----- Material for this exercise -----
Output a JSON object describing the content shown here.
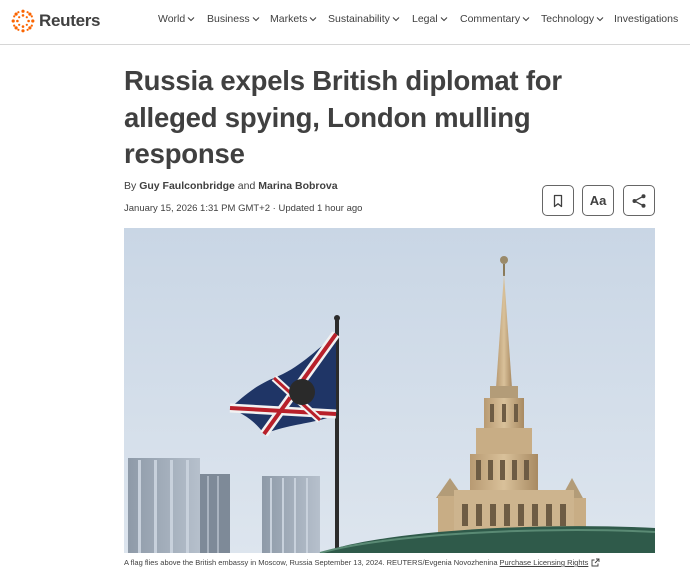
{
  "header": {
    "brand": "Reuters",
    "brand_color": "#fa6400",
    "nav": [
      {
        "label": "World",
        "has_dropdown": true
      },
      {
        "label": "Business",
        "has_dropdown": true
      },
      {
        "label": "Markets",
        "has_dropdown": true
      },
      {
        "label": "Sustainability",
        "has_dropdown": true
      },
      {
        "label": "Legal",
        "has_dropdown": true
      },
      {
        "label": "Commentary",
        "has_dropdown": true
      },
      {
        "label": "Technology",
        "has_dropdown": true
      },
      {
        "label": "Investigations",
        "has_dropdown": false
      }
    ]
  },
  "article": {
    "headline_lines": [
      "Russia expels British diplomat for",
      "alleged spying, London mulling",
      "response"
    ],
    "byline_prefix": "By",
    "author1": "Guy Faulconbridge",
    "byline_and": "and",
    "author2": "Marina Bobrova",
    "dateline": "January 15, 2026 1:31 PM GMT+2 · Updated 1 hour ago",
    "actions": [
      {
        "name": "bookmark",
        "icon": "bookmark-icon"
      },
      {
        "name": "text-size",
        "label": "Aa"
      },
      {
        "name": "share",
        "icon": "share-icon"
      }
    ],
    "caption": "A flag flies above the British embassy in Moscow, Russia September 13, 2024. REUTERS/Evgenia Novozhenina",
    "licensing_link": "Purchase Licensing Rights"
  }
}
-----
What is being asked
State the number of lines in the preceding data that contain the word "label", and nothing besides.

Solution for this task
9